Every little kick up in the road hurts like hell now and my tummy is rumbling for some sustenance. We’re not helped by the fact that none of the pubs we are finding do food. Eventually Brian makes the grand suggestion of a trip to the delightfully monikered ‘Fickle Mermaid’. I order an equally bizarrely named ‘Tiger Tops’ (nice stuff on sweet and regular potatoes), some onion rings and well-earned beer. I can feel the energy coursing back into my weary body.
Suitably rested – well sort of – and fed to the brim, it’s time to set off and the realisation dawns that we’ve still got the best part of 30 miles left to go. I think we briefly try to cajole one another that it’s “all downhill from here” but we all know that isn’t true but that it’s going to be nowhere near what we’ve done thus far.

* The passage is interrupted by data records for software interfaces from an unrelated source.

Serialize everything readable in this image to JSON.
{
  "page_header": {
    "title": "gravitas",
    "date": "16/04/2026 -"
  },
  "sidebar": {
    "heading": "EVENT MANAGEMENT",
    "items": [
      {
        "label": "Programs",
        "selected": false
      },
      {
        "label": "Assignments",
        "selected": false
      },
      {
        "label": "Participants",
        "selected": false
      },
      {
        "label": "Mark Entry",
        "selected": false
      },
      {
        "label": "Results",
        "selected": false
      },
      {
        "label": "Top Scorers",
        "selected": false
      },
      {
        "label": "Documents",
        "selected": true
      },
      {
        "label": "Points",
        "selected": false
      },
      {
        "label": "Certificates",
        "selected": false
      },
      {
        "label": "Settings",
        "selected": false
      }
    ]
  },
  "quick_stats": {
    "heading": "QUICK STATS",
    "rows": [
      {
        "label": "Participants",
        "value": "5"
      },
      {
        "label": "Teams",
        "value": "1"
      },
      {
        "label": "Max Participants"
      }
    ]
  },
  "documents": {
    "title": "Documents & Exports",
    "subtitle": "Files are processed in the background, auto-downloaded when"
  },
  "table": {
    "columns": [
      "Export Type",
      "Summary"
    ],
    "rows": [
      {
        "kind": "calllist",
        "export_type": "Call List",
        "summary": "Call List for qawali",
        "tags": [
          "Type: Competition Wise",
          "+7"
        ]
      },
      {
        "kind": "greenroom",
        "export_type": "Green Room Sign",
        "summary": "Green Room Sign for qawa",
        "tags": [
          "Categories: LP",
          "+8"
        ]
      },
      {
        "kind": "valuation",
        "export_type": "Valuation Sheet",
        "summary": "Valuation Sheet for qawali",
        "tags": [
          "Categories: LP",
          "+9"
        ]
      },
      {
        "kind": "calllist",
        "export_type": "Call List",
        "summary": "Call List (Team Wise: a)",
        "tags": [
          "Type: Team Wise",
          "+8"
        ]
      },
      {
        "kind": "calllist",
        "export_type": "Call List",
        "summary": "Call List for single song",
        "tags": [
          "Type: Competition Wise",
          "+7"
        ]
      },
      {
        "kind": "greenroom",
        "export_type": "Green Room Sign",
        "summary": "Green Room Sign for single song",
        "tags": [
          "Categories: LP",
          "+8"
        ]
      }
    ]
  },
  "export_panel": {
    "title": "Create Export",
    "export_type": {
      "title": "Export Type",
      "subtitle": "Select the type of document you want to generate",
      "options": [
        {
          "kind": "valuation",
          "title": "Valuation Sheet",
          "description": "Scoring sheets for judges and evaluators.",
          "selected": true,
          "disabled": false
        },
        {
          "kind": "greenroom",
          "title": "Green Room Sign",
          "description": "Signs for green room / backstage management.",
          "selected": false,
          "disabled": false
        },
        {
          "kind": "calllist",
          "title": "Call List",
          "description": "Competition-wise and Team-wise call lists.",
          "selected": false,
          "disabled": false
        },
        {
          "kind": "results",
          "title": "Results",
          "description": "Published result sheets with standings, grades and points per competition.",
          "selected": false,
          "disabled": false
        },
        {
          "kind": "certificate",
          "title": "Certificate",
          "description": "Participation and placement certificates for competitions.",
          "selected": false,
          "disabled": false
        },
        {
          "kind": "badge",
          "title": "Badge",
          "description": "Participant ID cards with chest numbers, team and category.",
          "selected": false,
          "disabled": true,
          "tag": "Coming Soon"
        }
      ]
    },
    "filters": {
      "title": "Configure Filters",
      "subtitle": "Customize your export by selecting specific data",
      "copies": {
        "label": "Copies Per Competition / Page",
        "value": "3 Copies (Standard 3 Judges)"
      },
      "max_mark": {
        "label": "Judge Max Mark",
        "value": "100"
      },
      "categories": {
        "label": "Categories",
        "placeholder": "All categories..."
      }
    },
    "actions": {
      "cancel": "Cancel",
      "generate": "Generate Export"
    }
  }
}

Once we pick up the route again, we do get a nice rhythm going and we all riding in single file but in a nice, tight group and we are ticking off miles relatively easily. We battle up the odd incline, and crack on when it flattens out and before you know it 30 miles becomes 20, 20 becomes 10 and as we rejoin Ashton Old road – we’d passed here at mile 7 – we’re at mile 66 and we know the we are on the home straight.
We peel off one by one as we get nearer to our home. There’s no post ride drinks today, just all home to bask in the wonderful weariness that comes with a long day in the saddle. I crack open a beer and raise it to my friend Rob for one of the finest days I have had on a bicycle so far. Cheers.
Miles: 75 miles